» Directions: For this exercise, print all of the data exactly as given.

+++ Entries supplied

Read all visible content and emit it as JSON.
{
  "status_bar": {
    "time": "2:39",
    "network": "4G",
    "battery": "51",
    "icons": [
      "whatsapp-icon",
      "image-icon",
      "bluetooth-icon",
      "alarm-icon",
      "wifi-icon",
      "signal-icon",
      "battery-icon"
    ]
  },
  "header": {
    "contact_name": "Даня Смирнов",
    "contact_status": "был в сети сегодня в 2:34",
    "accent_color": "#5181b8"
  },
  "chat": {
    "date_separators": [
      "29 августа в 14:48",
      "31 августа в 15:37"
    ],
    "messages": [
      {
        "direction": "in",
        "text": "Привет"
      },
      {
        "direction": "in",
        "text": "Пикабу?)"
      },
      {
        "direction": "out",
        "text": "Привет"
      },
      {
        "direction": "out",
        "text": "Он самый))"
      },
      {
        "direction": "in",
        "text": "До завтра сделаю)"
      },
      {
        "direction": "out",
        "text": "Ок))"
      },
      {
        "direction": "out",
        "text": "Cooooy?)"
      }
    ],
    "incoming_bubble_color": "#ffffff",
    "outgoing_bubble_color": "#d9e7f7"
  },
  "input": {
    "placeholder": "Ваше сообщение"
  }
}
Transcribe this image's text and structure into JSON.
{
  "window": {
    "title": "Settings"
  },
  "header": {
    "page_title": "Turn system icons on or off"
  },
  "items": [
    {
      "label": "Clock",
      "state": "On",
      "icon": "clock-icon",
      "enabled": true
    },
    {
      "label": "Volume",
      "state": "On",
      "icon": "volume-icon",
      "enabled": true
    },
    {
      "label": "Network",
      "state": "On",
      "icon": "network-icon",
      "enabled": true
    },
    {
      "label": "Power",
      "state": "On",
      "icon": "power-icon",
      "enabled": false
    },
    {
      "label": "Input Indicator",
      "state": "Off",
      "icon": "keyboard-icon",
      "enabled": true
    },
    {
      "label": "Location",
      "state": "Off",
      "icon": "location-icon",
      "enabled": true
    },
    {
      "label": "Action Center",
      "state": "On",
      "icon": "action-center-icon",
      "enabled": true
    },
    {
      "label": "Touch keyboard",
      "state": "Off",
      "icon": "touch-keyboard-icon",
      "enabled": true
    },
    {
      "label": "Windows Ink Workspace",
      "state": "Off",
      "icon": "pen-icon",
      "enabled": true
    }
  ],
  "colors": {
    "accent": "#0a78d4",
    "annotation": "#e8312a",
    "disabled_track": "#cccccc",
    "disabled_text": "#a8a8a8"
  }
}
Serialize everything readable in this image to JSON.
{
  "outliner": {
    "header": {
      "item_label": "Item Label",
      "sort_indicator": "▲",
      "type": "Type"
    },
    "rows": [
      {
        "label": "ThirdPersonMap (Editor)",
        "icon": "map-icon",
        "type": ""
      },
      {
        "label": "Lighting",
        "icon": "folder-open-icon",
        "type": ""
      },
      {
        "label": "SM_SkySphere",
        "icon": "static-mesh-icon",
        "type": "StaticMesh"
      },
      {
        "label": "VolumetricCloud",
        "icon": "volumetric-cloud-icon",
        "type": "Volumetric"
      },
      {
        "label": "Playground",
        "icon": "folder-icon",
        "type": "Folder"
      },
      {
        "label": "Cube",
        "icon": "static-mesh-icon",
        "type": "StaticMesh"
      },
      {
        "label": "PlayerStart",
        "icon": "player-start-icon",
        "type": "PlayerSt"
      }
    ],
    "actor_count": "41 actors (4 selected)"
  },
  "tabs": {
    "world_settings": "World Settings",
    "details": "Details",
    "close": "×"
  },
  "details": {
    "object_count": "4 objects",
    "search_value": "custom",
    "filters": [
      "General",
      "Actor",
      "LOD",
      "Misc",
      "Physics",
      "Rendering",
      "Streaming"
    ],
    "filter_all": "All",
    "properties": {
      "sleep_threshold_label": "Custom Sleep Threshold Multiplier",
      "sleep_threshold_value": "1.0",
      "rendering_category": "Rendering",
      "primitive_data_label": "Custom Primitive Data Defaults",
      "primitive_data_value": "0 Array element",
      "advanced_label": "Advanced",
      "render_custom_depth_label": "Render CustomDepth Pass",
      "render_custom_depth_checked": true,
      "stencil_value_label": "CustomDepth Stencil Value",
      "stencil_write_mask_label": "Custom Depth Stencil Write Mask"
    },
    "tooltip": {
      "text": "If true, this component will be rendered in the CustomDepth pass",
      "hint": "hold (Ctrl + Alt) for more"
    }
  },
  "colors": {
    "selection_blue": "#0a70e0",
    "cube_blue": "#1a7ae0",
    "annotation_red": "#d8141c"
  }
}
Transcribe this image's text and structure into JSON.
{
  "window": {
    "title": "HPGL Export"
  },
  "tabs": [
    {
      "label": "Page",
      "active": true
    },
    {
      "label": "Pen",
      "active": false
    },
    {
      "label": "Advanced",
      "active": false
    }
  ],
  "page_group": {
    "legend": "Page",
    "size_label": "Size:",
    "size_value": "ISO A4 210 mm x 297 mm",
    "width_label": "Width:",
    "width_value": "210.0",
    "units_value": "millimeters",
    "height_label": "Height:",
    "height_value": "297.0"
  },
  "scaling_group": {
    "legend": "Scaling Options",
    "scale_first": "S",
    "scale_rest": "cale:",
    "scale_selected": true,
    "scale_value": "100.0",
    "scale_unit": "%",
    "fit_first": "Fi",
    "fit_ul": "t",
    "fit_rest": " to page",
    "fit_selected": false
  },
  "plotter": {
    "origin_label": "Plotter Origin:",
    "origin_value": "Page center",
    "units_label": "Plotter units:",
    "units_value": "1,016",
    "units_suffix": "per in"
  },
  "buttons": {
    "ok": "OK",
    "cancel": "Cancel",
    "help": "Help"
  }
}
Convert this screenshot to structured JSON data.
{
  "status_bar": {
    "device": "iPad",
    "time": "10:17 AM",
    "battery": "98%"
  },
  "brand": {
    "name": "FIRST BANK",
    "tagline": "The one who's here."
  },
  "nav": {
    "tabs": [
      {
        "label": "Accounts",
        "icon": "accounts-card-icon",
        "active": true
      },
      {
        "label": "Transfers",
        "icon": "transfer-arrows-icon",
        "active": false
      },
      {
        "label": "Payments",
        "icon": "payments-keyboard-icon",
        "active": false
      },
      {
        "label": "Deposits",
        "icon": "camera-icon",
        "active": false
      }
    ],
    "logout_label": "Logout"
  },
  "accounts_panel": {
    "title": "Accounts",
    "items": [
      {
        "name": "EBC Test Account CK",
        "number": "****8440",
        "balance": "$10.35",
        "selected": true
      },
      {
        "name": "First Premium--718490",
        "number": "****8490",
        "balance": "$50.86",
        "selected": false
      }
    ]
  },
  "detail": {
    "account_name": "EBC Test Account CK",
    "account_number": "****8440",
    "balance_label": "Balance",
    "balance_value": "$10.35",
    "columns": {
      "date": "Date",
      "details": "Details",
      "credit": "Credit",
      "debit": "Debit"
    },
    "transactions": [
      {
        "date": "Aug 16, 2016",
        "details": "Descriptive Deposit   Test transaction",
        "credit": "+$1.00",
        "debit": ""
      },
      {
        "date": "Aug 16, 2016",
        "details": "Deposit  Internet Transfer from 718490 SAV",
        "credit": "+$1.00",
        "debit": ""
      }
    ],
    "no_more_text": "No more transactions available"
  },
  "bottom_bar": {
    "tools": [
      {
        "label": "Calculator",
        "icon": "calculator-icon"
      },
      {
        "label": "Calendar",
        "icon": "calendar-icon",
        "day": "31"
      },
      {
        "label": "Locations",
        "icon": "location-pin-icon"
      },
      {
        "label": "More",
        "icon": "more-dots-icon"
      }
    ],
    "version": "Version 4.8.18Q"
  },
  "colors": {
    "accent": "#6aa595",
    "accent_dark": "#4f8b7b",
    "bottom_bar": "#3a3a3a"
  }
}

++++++

» Reply:
Read all visible content and emit it as JSON.
{
  "status_bar": {
    "time": "2:39",
    "network": "4G",
    "battery": "51",
    "icons": [
      "whatsapp-icon",
      "image-icon",
      "bluetooth-icon",
      "alarm-icon",
      "wifi-icon",
      "signal-icon",
      "battery-icon"
    ]
  },
  "header": {
    "contact_name": "Даня Смирнов",
    "contact_status": "был в сети сегодня в 2:34",
    "accent_color": "#5181b8"
  },
  "chat": {
    "date_separators": [
      "29 августа в 14:48",
      "31 августа в 15:37"
    ],
    "messages": [
      {
        "direction": "in",
        "text": "Привет"
      },
      {
        "direction": "in",
        "text": "Пикабу?)"
      },
      {
        "direction": "out",
        "text": "Привет"
      },
      {
        "direction": "out",
        "text": "Он самый))"
      },
      {
        "direction": "in",
        "text": "До завтра сделаю)"
      },
      {
        "direction": "out",
        "text": "Ок))"
      },
      {
        "direction": "out",
        "text": "Cooooy?)"
      }
    ],
    "incoming_bubble_color": "#ffffff",
    "outgoing_bubble_color": "#d9e7f7"
  },
  "input": {
    "placeholder": "Ваше сообщение"
  }
}
Transcribe this image's text and structure into JSON.
{
  "window": {
    "title": "Settings"
  },
  "header": {
    "page_title": "Turn system icons on or off"
  },
  "items": [
    {
      "label": "Clock",
      "state": "On",
      "icon": "clock-icon",
      "enabled": true
    },
    {
      "label": "Volume",
      "state": "On",
      "icon": "volume-icon",
      "enabled": true
    },
    {
      "label": "Network",
      "state": "On",
      "icon": "network-icon",
      "enabled": true
    },
    {
      "label": "Power",
      "state": "On",
      "icon": "power-icon",
      "enabled": false
    },
    {
      "label": "Input Indicator",
      "state": "Off",
      "icon": "keyboard-icon",
      "enabled": true
    },
    {
      "label": "Location",
      "state": "Off",
      "icon": "location-icon",
      "enabled": true
    },
    {
      "label": "Action Center",
      "state": "On",
      "icon": "action-center-icon",
      "enabled": true
    },
    {
      "label": "Touch keyboard",
      "state": "Off",
      "icon": "touch-keyboard-icon",
      "enabled": true
    },
    {
      "label": "Windows Ink Workspace",
      "state": "Off",
      "icon": "pen-icon",
      "enabled": true
    }
  ],
  "colors": {
    "accent": "#0a78d4",
    "annotation": "#e8312a",
    "disabled_track": "#cccccc",
    "disabled_text": "#a8a8a8"
  }
}
Serialize everything readable in this image to JSON.
{
  "outliner": {
    "header": {
      "item_label": "Item Label",
      "sort_indicator": "▲",
      "type": "Type"
    },
    "rows": [
      {
        "label": "ThirdPersonMap (Editor)",
        "icon": "map-icon",
        "type": ""
      },
      {
        "label": "Lighting",
        "icon": "folder-open-icon",
        "type": ""
      },
      {
        "label": "SM_SkySphere",
        "icon": "static-mesh-icon",
        "type": "StaticMesh"
      },
      {
        "label": "VolumetricCloud",
        "icon": "volumetric-cloud-icon",
        "type": "Volumetric"
      },
      {
        "label": "Playground",
        "icon": "folder-icon",
        "type": "Folder"
      },
      {
        "label": "Cube",
        "icon": "static-mesh-icon",
        "type": "StaticMesh"
      },
      {
        "label": "PlayerStart",
        "icon": "player-start-icon",
        "type": "PlayerSt"
      }
    ],
    "actor_count": "41 actors (4 selected)"
  },
  "tabs": {
    "world_settings": "World Settings",
    "details": "Details",
    "close": "×"
  },
  "details": {
    "object_count": "4 objects",
    "search_value": "custom",
    "filters": [
      "General",
      "Actor",
      "LOD",
      "Misc",
      "Physics",
      "Rendering",
      "Streaming"
    ],
    "filter_all": "All",
    "properties": {
      "sleep_threshold_label": "Custom Sleep Threshold Multiplier",
      "sleep_threshold_value": "1.0",
      "rendering_category": "Rendering",
      "primitive_data_label": "Custom Primitive Data Defaults",
      "primitive_data_value": "0 Array element",
      "advanced_label": "Advanced",
      "render_custom_depth_label": "Render CustomDepth Pass",
      "render_custom_depth_checked": true,
      "stencil_value_label": "CustomDepth Stencil Value",
      "stencil_write_mask_label": "Custom Depth Stencil Write Mask"
    },
    "tooltip": {
      "text": "If true, this component will be rendered in the CustomDepth pass",
      "hint": "hold (Ctrl + Alt) for more"
    }
  },
  "colors": {
    "selection_blue": "#0a70e0",
    "cube_blue": "#1a7ae0",
    "annotation_red": "#d8141c"
  }
}
Transcribe this image's text and structure into JSON.
{
  "window": {
    "title": "HPGL Export"
  },
  "tabs": [
    {
      "label": "Page",
      "active": true
    },
    {
      "label": "Pen",
      "active": false
    },
    {
      "label": "Advanced",
      "active": false
    }
  ],
  "page_group": {
    "legend": "Page",
    "size_label": "Size:",
    "size_value": "ISO A4 210 mm x 297 mm",
    "width_label": "Width:",
    "width_value": "210.0",
    "units_value": "millimeters",
    "height_label": "Height:",
    "height_value": "297.0"
  },
  "scaling_group": {
    "legend": "Scaling Options",
    "scale_first": "S",
    "scale_rest": "cale:",
    "scale_selected": true,
    "scale_value": "100.0",
    "scale_unit": "%",
    "fit_first": "Fi",
    "fit_ul": "t",
    "fit_rest": " to page",
    "fit_selected": false
  },
  "plotter": {
    "origin_label": "Plotter Origin:",
    "origin_value": "Page center",
    "units_label": "Plotter units:",
    "units_value": "1,016",
    "units_suffix": "per in"
  },
  "buttons": {
    "ok": "OK",
    "cancel": "Cancel",
    "help": "Help"
  }
}
Convert this screenshot to structured JSON data.
{
  "status_bar": {
    "device": "iPad",
    "time": "10:17 AM",
    "battery": "98%"
  },
  "brand": {
    "name": "FIRST BANK",
    "tagline": "The one who's here."
  },
  "nav": {
    "tabs": [
      {
        "label": "Accounts",
        "icon": "accounts-card-icon",
        "active": true
      },
      {
        "label": "Transfers",
        "icon": "transfer-arrows-icon",
        "active": false
      },
      {
        "label": "Payments",
        "icon": "payments-keyboard-icon",
        "active": false
      },
      {
        "label": "Deposits",
        "icon": "camera-icon",
        "active": false
      }
    ],
    "logout_label": "Logout"
  },
  "accounts_panel": {
    "title": "Accounts",
    "items": [
      {
        "name": "EBC Test Account CK",
        "number": "****8440",
        "balance": "$10.35",
        "selected": true
      },
      {
        "name": "First Premium--718490",
        "number": "****8490",
        "balance": "$50.86",
        "selected": false
      }
    ]
  },
  "detail": {
    "account_name": "EBC Test Account CK",
    "account_number": "****8440",
    "balance_label": "Balance",
    "balance_value": "$10.35",
    "columns": {
      "date": "Date",
      "details": "Details",
      "credit": "Credit",
      "debit": "Debit"
    },
    "transactions": [
      {
        "date": "Aug 16, 2016",
        "details": "Descriptive Deposit   Test transaction",
        "credit": "+$1.00",
        "debit": ""
      },
      {
        "date": "Aug 16, 2016",
        "details": "Deposit  Internet Transfer from 718490 SAV",
        "credit": "+$1.00",
        "debit": ""
      }
    ],
    "no_more_text": "No more transactions available"
  },
  "bottom_bar": {
    "tools": [
      {
        "label": "Calculator",
        "icon": "calculator-icon"
      },
      {
        "label": "Calendar",
        "icon": "calendar-icon",
        "day": "31"
      },
      {
        "label": "Locations",
        "icon": "location-pin-icon"
      },
      {
        "label": "More",
        "icon": "more-dots-icon"
      }
    ],
    "version": "Version 4.8.18Q"
  },
  "colors": {
    "accent": "#6aa595",
    "accent_dark": "#4f8b7b",
    "bottom_bar": "#3a3a3a"
  }
}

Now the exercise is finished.